Time-resolved forward-scattering experiments were performed on colonies of three species of bacteria: Listeria innocua, Listeria monocytogenes, and Listeria ivanovii. The samples were incubated up to on BHI agar, and two scattering patterns and a phase contrast microscope image were recorded. The scattering patterns varied as a function of growth time, and were related to the fixed beam diameter, bacterial colony diameter, and the spatial distribution of optical amplitude and phase properties across the colonies. The phase contrast microscope images showed distinctive features for different species that were also incorporated in the modeling of the scattering response from the colony. A relationship of scatterogram variation versus growth time was discovered and reported here, which provides the overall picture of scatterogram variation against the growth phase of the bacterial colony. The results and resulting understanding of the relevant biophysical processes provided the basis for a laboratory protocol for the scattering experiments and for differentiating Listeria species.

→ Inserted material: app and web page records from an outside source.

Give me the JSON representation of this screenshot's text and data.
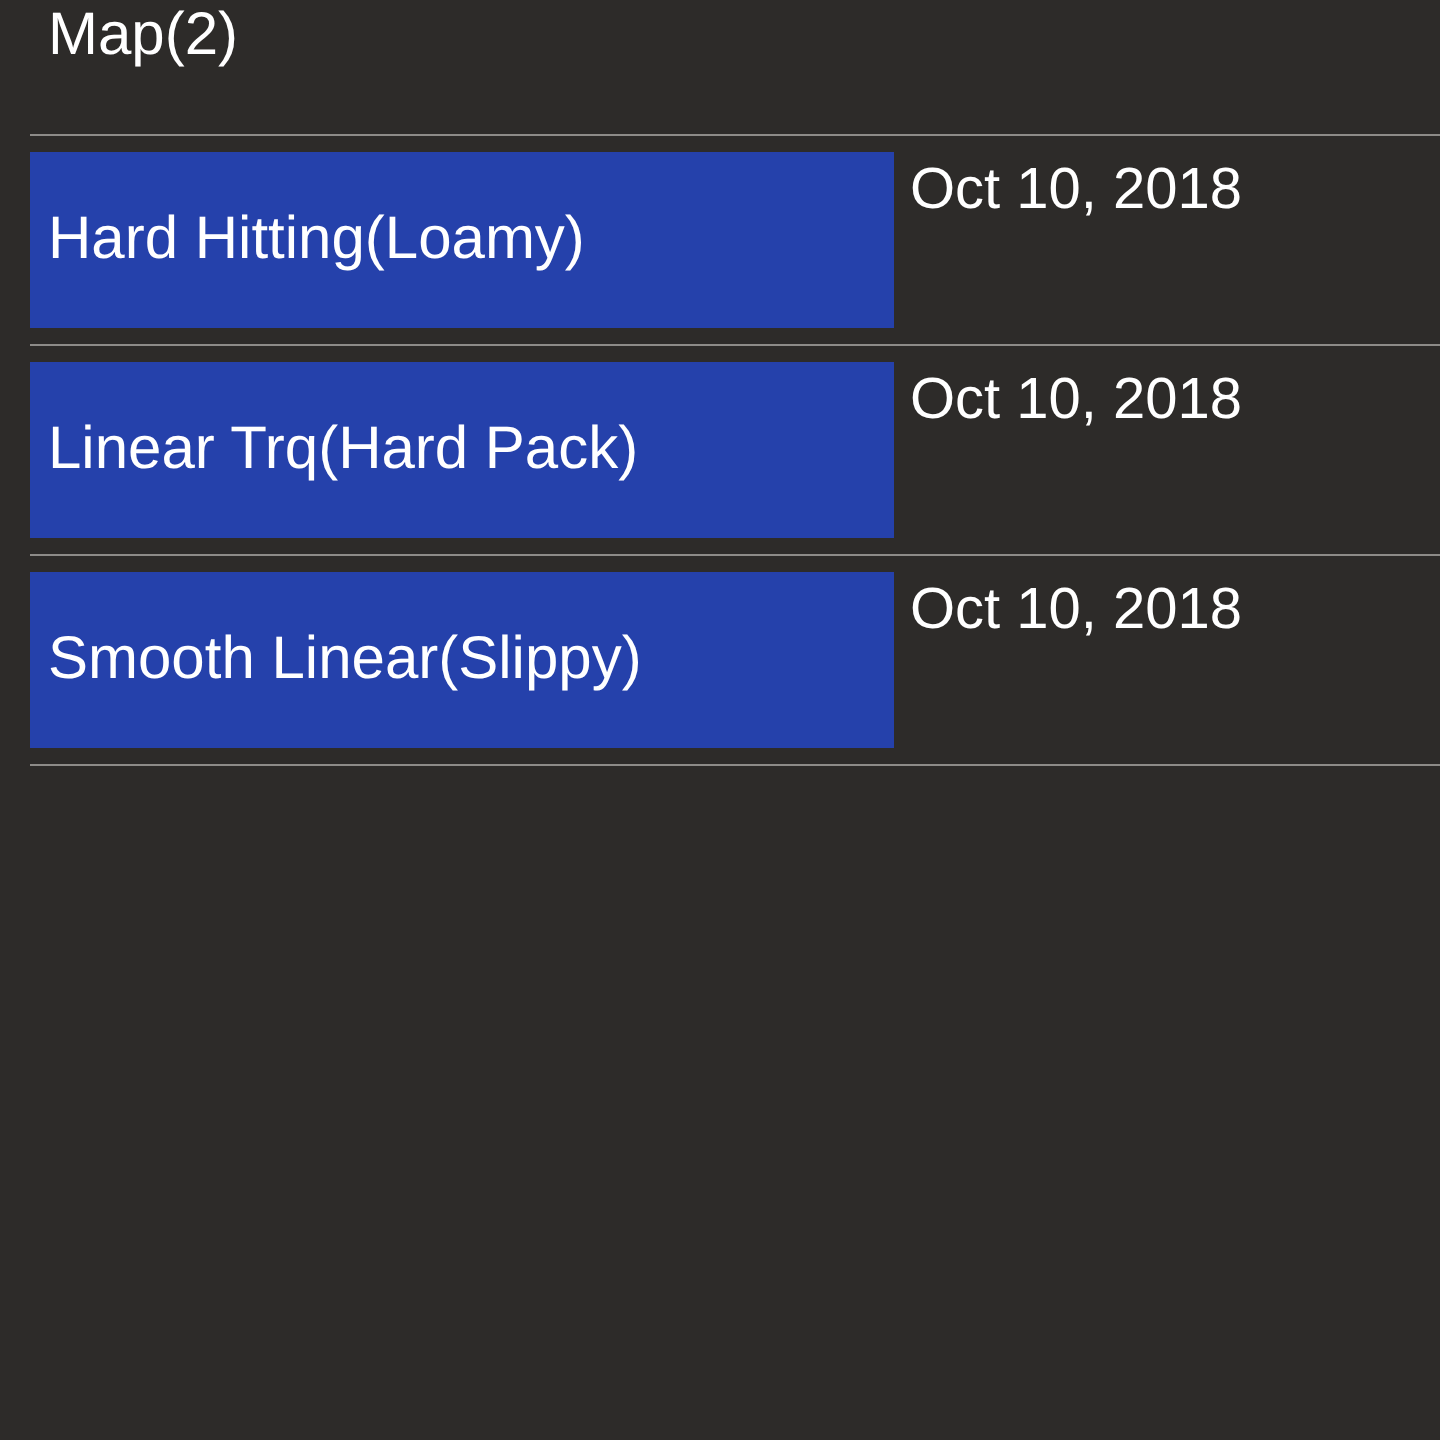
{
  "maps": [
    {
      "name": "Map(2)",
      "highlighted": false
    },
    {
      "name": "Hard Hitting(Loamy)",
      "date": "Oct 10, 2018",
      "highlighted": true
    },
    {
      "name": "Linear Trq(Hard Pack)",
      "date": "Oct 10, 2018",
      "highlighted": true
    },
    {
      "name": "Smooth Linear(Slippy)",
      "date": "Oct 10, 2018",
      "highlighted": true
    }
  ]
}
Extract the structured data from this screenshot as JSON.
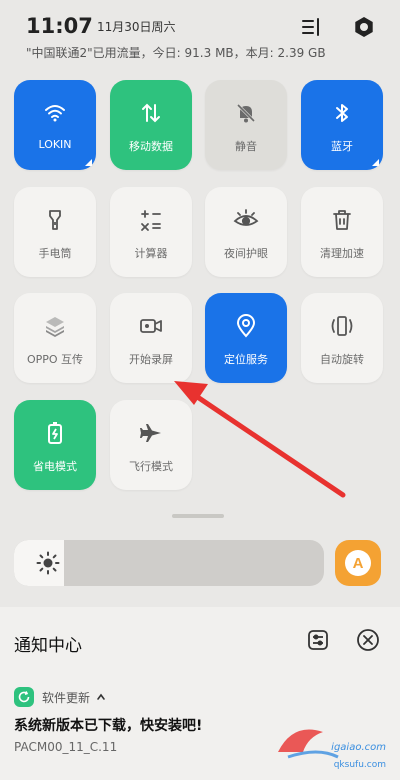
{
  "status_bar": {
    "time": "11:07",
    "date": "11月30日周六",
    "traffic": "\"中国联通2\"已用流量，今日: 91.3 MB，本月: 2.39 GB",
    "icons": [
      "edit-tiles-icon",
      "settings-icon"
    ]
  },
  "tiles": [
    {
      "label": "LOKIN",
      "icon": "wifi-icon",
      "state": "on",
      "color": "#1a73e8"
    },
    {
      "label": "移动数据",
      "icon": "mobile-data-icon",
      "state": "on",
      "color": "#2ec27e"
    },
    {
      "label": "静音",
      "icon": "mute-icon",
      "state": "off"
    },
    {
      "label": "蓝牙",
      "icon": "bluetooth-icon",
      "state": "on",
      "color": "#1a73e8"
    },
    {
      "label": "手电筒",
      "icon": "flashlight-icon",
      "state": "off"
    },
    {
      "label": "计算器",
      "icon": "calculator-icon",
      "state": "off"
    },
    {
      "label": "夜间护眼",
      "icon": "eye-icon",
      "state": "off"
    },
    {
      "label": "清理加速",
      "icon": "trash-icon",
      "state": "off"
    },
    {
      "label": "OPPO 互传",
      "icon": "oppo-share-icon",
      "state": "off"
    },
    {
      "label": "开始录屏",
      "icon": "screen-record-icon",
      "state": "off"
    },
    {
      "label": "定位服务",
      "icon": "location-icon",
      "state": "on",
      "color": "#1a73e8"
    },
    {
      "label": "自动旋转",
      "icon": "auto-rotate-icon",
      "state": "off"
    },
    {
      "label": "省电模式",
      "icon": "battery-saver-icon",
      "state": "on",
      "color": "#2ec27e"
    },
    {
      "label": "飞行模式",
      "icon": "airplane-icon",
      "state": "off"
    }
  ],
  "brightness": {
    "level": 0.16,
    "auto_label": "A",
    "accent": "#f4a233"
  },
  "notifications": {
    "title": "通知中心",
    "items": [
      {
        "app": "软件更新",
        "message": "系统新版本已下载，快安装吧!",
        "detail": "PACM00_11_C.11"
      }
    ]
  },
  "watermark": {
    "line1": "igaiao.com",
    "line2": "qksufu.com"
  }
}
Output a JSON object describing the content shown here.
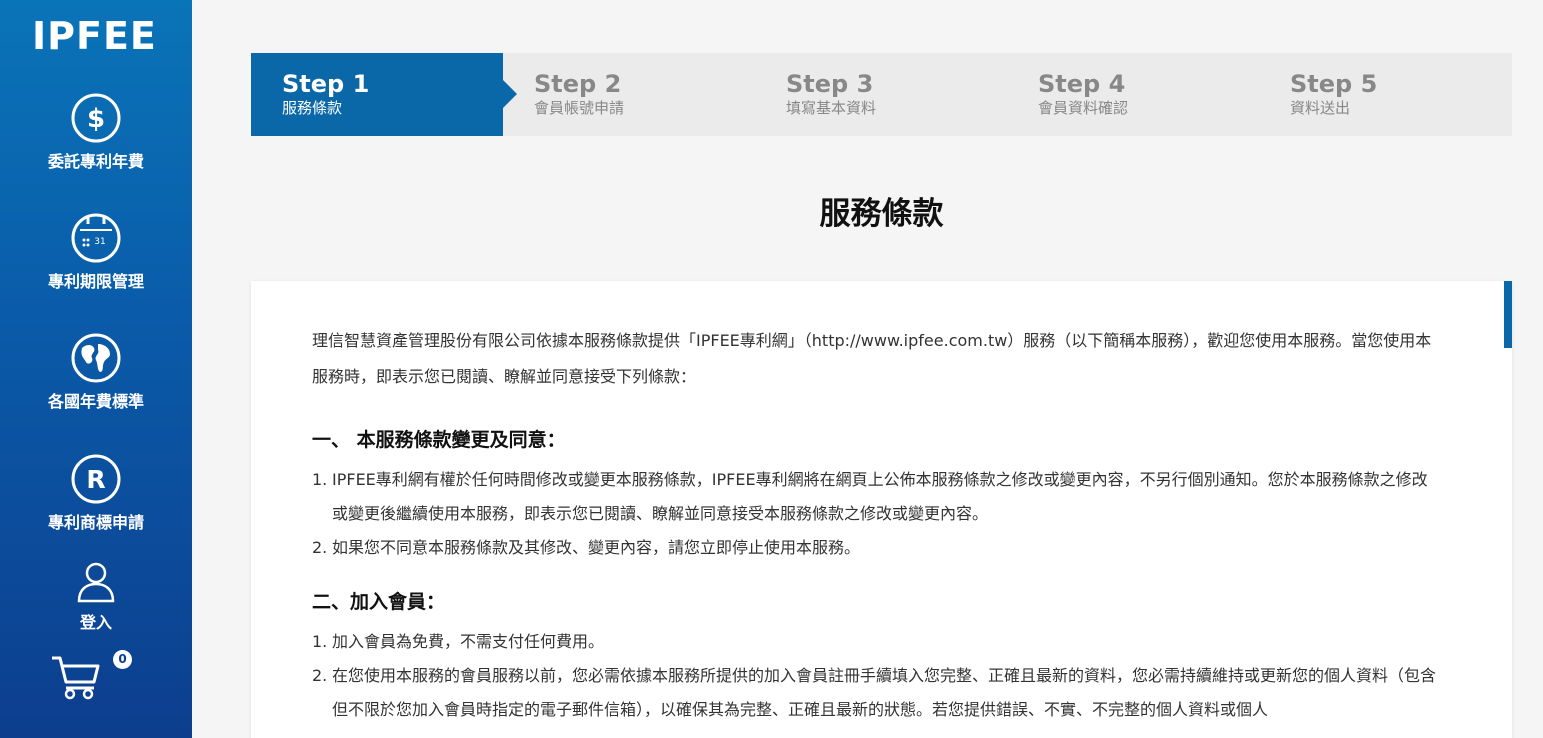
{
  "brand": {
    "logo": "IPFEE"
  },
  "sidebar": {
    "items": [
      {
        "label": "委託專利年費",
        "icon": "dollar-circle-icon"
      },
      {
        "label": "專利期限管理",
        "icon": "calendar-clock-icon"
      },
      {
        "label": "各國年費標準",
        "icon": "globe-icon"
      },
      {
        "label": "專利商標申請",
        "icon": "registered-mark-icon"
      },
      {
        "label": "登入",
        "icon": "user-icon"
      }
    ],
    "cart": {
      "icon": "cart-icon",
      "count": "0"
    }
  },
  "steps": [
    {
      "num": "Step 1",
      "name": "服務條款",
      "active": true
    },
    {
      "num": "Step 2",
      "name": "會員帳號申請",
      "active": false
    },
    {
      "num": "Step 3",
      "name": "填寫基本資料",
      "active": false
    },
    {
      "num": "Step 4",
      "name": "會員資料確認",
      "active": false
    },
    {
      "num": "Step 5",
      "name": "資料送出",
      "active": false
    }
  ],
  "page": {
    "title": "服務條款"
  },
  "terms": {
    "intro": "理信智慧資產管理股份有限公司依據本服務條款提供「IPFEE專利網」（http://www.ipfee.com.tw）服務（以下簡稱本服務），歡迎您使用本服務。當您使用本服務時，即表示您已閱讀、瞭解並同意接受下列條款：",
    "sections": [
      {
        "heading": "一、 本服務條款變更及同意：",
        "items": [
          "IPFEE專利網有權於任何時間修改或變更本服務條款，IPFEE專利網將在網頁上公佈本服務條款之修改或變更內容，不另行個別通知。您於本服務條款之修改或變更後繼續使用本服務，即表示您已閱讀、瞭解並同意接受本服務條款之修改或變更內容。",
          "如果您不同意本服務條款及其修改、變更內容，請您立即停止使用本服務。"
        ]
      },
      {
        "heading": "二、加入會員：",
        "items": [
          "加入會員為免費，不需支付任何費用。",
          "在您使用本服務的會員服務以前，您必需依據本服務所提供的加入會員註冊手續填入您完整、正確且最新的資料，您必需持續維持或更新您的個人資料（包含但不限於您加入會員時指定的電子郵件信箱），以確保其為完整、正確且最新的狀態。若您提供錯誤、不實、不完整的個人資料或個人"
        ]
      }
    ]
  },
  "colors": {
    "primary": "#0a68a8",
    "sidebar_top": "#0a74b8",
    "sidebar_bottom": "#0d3e8e",
    "step_bg": "#ebebeb"
  }
}
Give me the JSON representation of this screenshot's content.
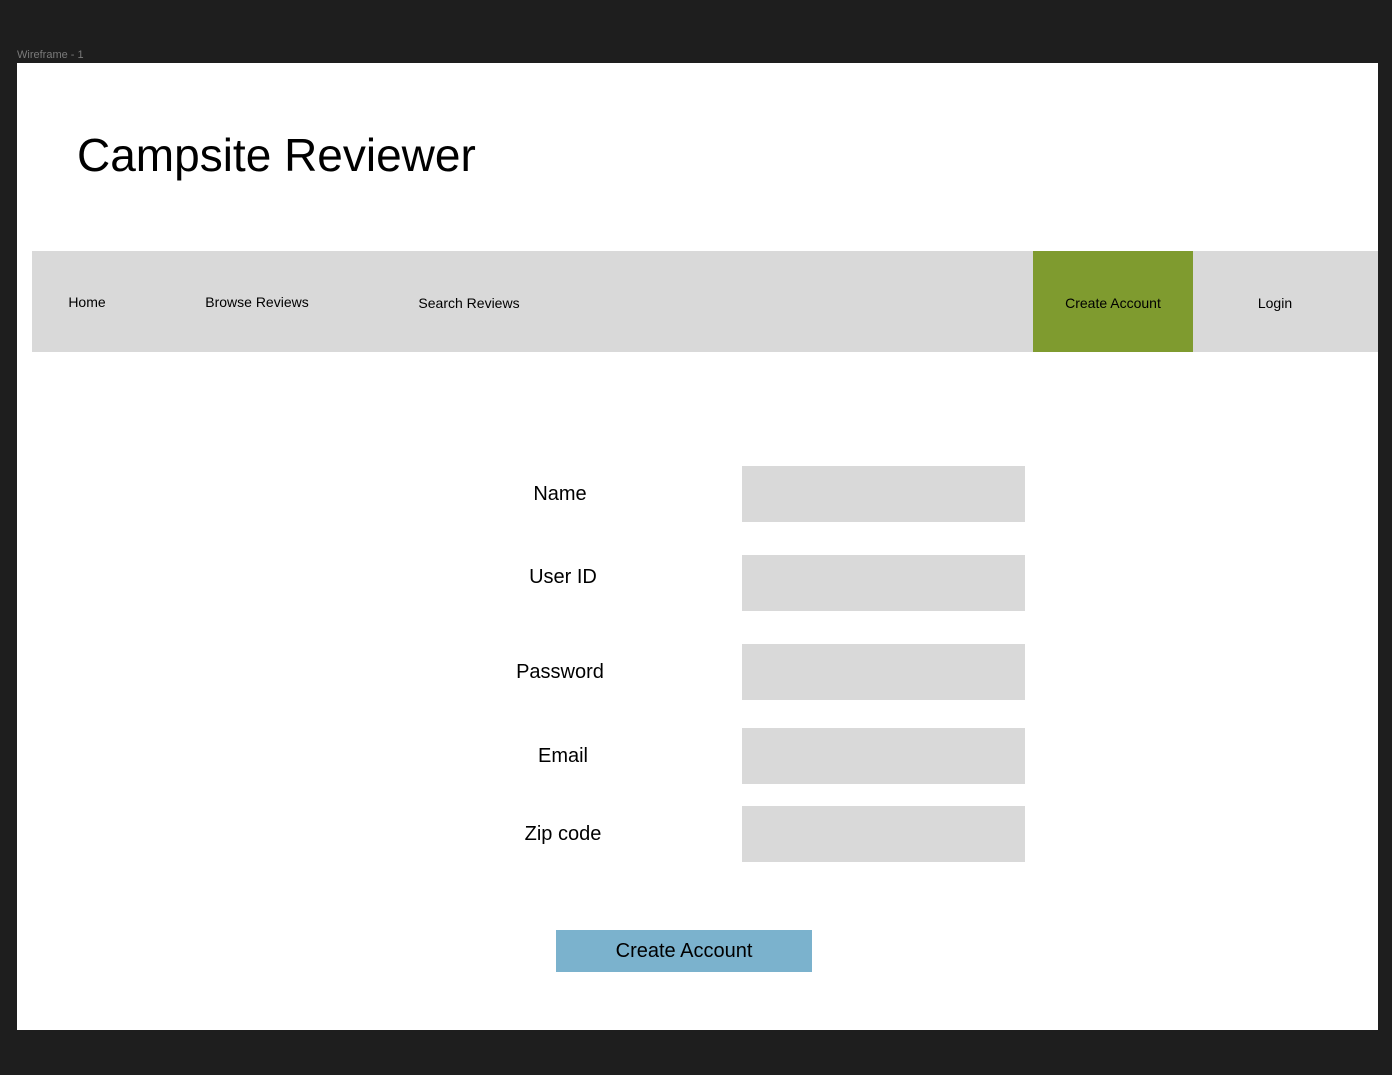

This research was supported through a cooperative agreement with the Agricultural Research Service of the US Department of Agriculture Project No. 1935-42000-035 and the Center for Food Safety and Engineering at Purdue University.